TOKYO, Oct. 4 (Xinhua) -- Fumio Kishida, leader of Japan's ruling Liberal Democratic Party (LDP), was elected on Monday as the new Japanese prime minister, the 100th in the Asian country's political history.
In the face of Japan's continued deflationary trend, declining population and other structural problems, including digitizing and greening its economy in the post-COVID era, the Kishida cabinet is under pressure to lead Japan down a stable growth path.
For the time being, the Japanese economy is facing multiple challenges both domestically and abroad.
First, the country's wealth stratification has increased while deflationary pressures persist. The ultra-loose monetary policy introduced during former Prime Minister Shinzo Abe's administration has led to a sharp rebound in Japan's stock and property markets, with wealthy households benefiting from the rise in these asset prices.
Ordinary people have failed to benefit from asset inflation, and their real incomes have fallen instead of risen, leading to less spending, which has made it difficult for Japan's economy to emerge from deflation.
Second, the country faces the heavy burden of a low birthrate and an aging population. As the number of elderly Japanese continues to increase and the population remains in negative growth, Japan's economy is confronted with a labor shortage, a shrinking market, unsustainable social security and a serious fiscal deficit.
In such a context, enterprises are pessimistic about the market prospects with declining investment intentions, leading to long-term sluggish domestic demand and a vicious cycle of intensified deflation.
Third, the new cabinet needs to address the new challenges of digitizing and greening its economy. Japan's digital economy is lagging behind and faces multiple traditional and institutional obstacles. The slow development of an e-government has become a bottleneck in Japan's fight against the COVID-19 pandemic.
At the same time, the government's goal of achieving carbon neutrality by 2050 is also a major test for the transformation of Japan's energy and industrial sectors.

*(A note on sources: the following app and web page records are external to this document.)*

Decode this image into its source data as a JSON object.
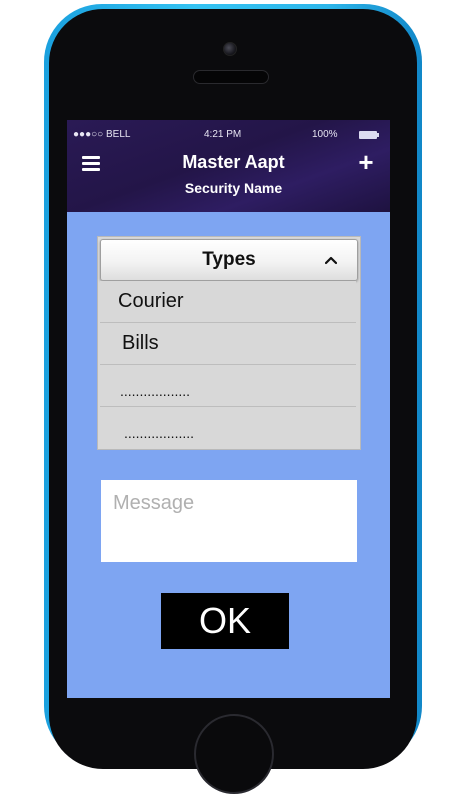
{
  "status_bar": {
    "carrier": "●●●○○ BELL",
    "time": "4:21 PM",
    "battery": "100%"
  },
  "header": {
    "title": "Master Aapt",
    "subtitle": "Security Name",
    "menu_icon": "hamburger-icon",
    "add_icon": "plus-icon"
  },
  "dropdown": {
    "title": "Types",
    "items": [
      "Courier",
      "Bills",
      "..................",
      ".................."
    ]
  },
  "message": {
    "placeholder": "Message",
    "value": ""
  },
  "ok_button": {
    "label": "OK"
  },
  "colors": {
    "phone_frame": "#2db6ea",
    "header_bg": "#241650",
    "screen_bg": "#7ea5f2",
    "button_bg": "#000000"
  }
}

The digitization and green transformation of the economy requires profound reforms.
In the face of a weak economic recovery and a series of structural problems, Kishida put forward the new idea of altering the current focus on capital distribution to achieve a "virtuous cycle of growth and distribution" by improving the labor distribution rate.
Through fiscal policies and adjusting taxes to encourage enterprises to increase wage distribution, Kishida plans to bolster incomes and expand the country's middle class in order to stimulate consumption, combat a shrinking market and sluggish investment, and achieve a virtuous circle of sustained economic growth.
Kishida said that he would come up with economic measures worth trillions of yen, and provide more financial assistance for housing and education to families with children.
He also pledged to raise the wages of nurses, nursing workers and childcare workers, and drive up wages elsewhere in the private sector. He also proposed improving digital infrastructure and correcting Tokyo's unipolar development to narrow the gap between regions.
The Kishida cabinet has set up a new post of minister for economic security and plans to formulate relevant national strategies.
Analysts generally agreed that Japan's cabinet, despite the new faces, is not fundamentally different from the Abe era and is unlikely to completely change its policies. In particular, Japan's ultra-loose monetary policy will continue as deflation drags on.
In addition, a proactive fiscal policy will remain in place to stimulate the economy and promote structural reform.
Analysts generally believed that at present, the virtuous circle of expanding distribution remains just a vision, and realizing this goal involves national tax reform and a profound change in income distribution from enterprises, which cannot be accomplished overnight.
According to local media reports, a rapid growth of Japan's economy is unlikely as the country's international competitiveness has fallen sharply.
Toru Morotomi, a professor of economics at Kyoto University, pointed out that with Japan's current industrial structure, the expansion of consumption can only stimulate the economy in the short term, and finding a way to stimulate medium- and long-term economic growth is key. Kishida has so far revealed no further details on the issue.
With a state of emergency fully lifted in Japan on Friday, the risk of a resurgence in new COVID-19 cases remains, although the number of daily new infections has dropped in recent days.
The first challenge for the new prime minister is how to normalize economic activities and boost economic recovery while strictly implementing prevention measures against COVID-19. Enditem